In 2013, I first used LEGO® blocks in a professional setting. There was an amount of risk involved in introducing these small colourful plastic bricks for a serious purpose. However, they presented a level playing field – most people can put together LEGO® bricks and the three dimensional models created are rich in information. I have used them in workshops extensively ever since. Over seven years since first using LEGO® professionally, I completed LEGO® Serious Play® facilitator training with Micheal Fearne. I want to share some of what I learned.
The importance of the Introduction
In a workshop setting, time is always scarce. Not only is there a limited amount of time on the clock, but there is also the limits of focus and motivation of your participants. However when using a tool like LEGO® or other material in your workshop it is important to take the time to ensure that everyone understands the tool and is comfortable in using it. It is also important that participants have experience in using the tool before they have to apply it to the workshop goals.
Giving shape to our thoughts and ideas
Getting ideas out of our heads and into a form where they can be shared and discussed can be difficult. In a team setting where everyone wants their ideas this can be even more so. It struck me that in 3-5 minutes of building during a LEGO® Serious Play® (LSP) session it was possible to express very complex ideas very quickly. It was easy to recall them in the sharing session and the ideas often matured as they were being discussed.
Having attempted similar things in brain storming and brain writing workshops, I noted that it was significantly faster to express such complex thoughts in a built model than written on Post-It® notes or a whiteboard.
Simplicity and versatility of a physical model
When exploring other people’s models during the sharing phase of LSP, it was very easy to use multiple aspects of shape, colour and position to add meaning to the model. In discussion it is easy to add information. When questions are asked, aspects of the model appeared that were not there during design or at least had not been thought of. Just turning the model around 180 degrees could reveal a different picture of what had been built.
Giving shape to emotion and new concepts
It can often feel unsafe in a team to explore how we feel about things or to put out new ideas. However, when those things are placed onto a model and the model is subsequently discussed, it often feel much safer.

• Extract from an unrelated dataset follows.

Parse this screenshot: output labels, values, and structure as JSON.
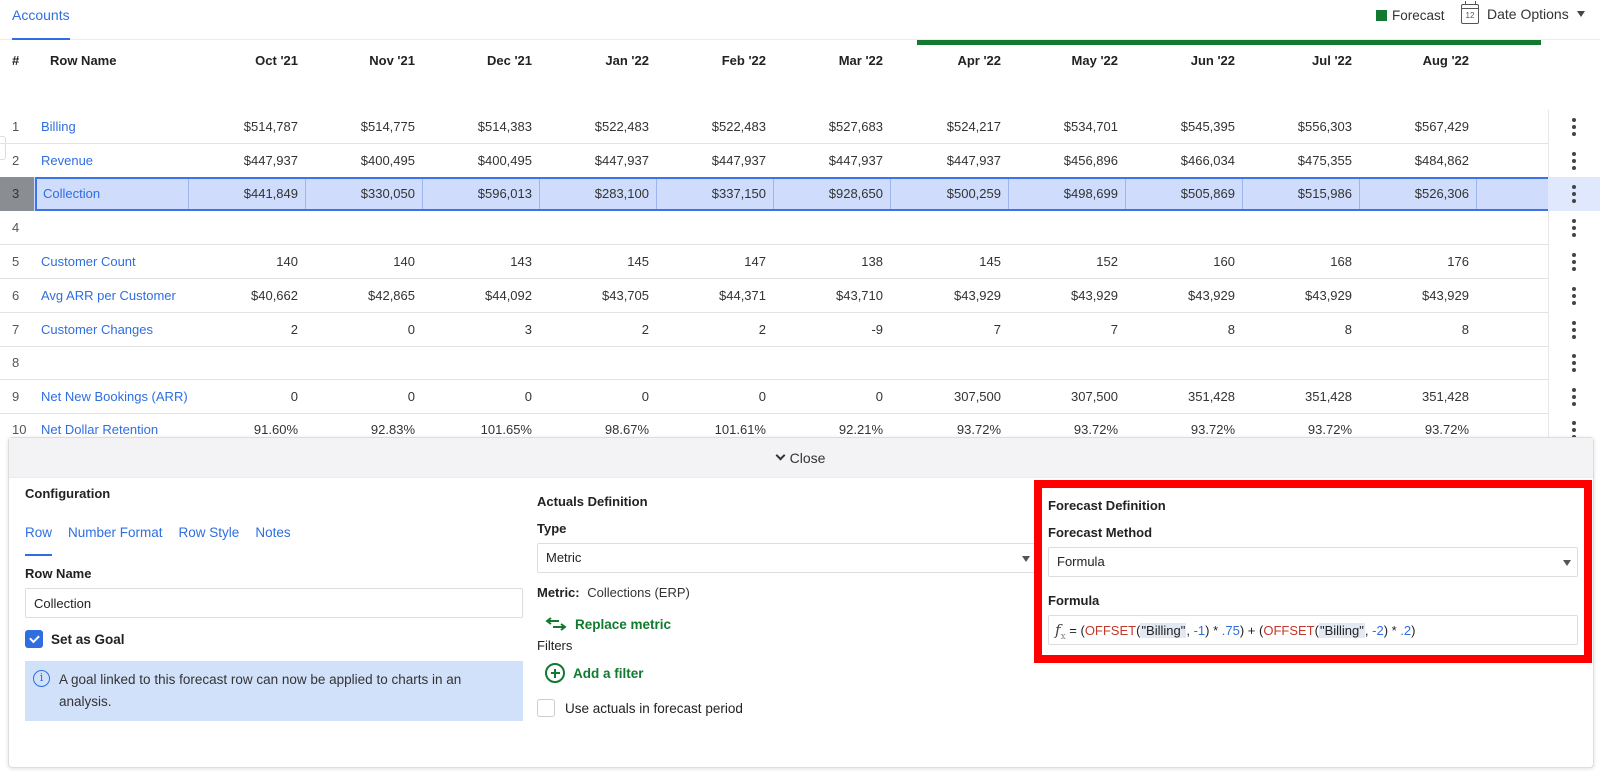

You’ll find all these aspects are built into the workshops we facilitate at Convivial Ideas. And we want to take the idea much further. In the future we would like to see LEGO bricks as much a part of the corporate stationary as sticky notes and markers.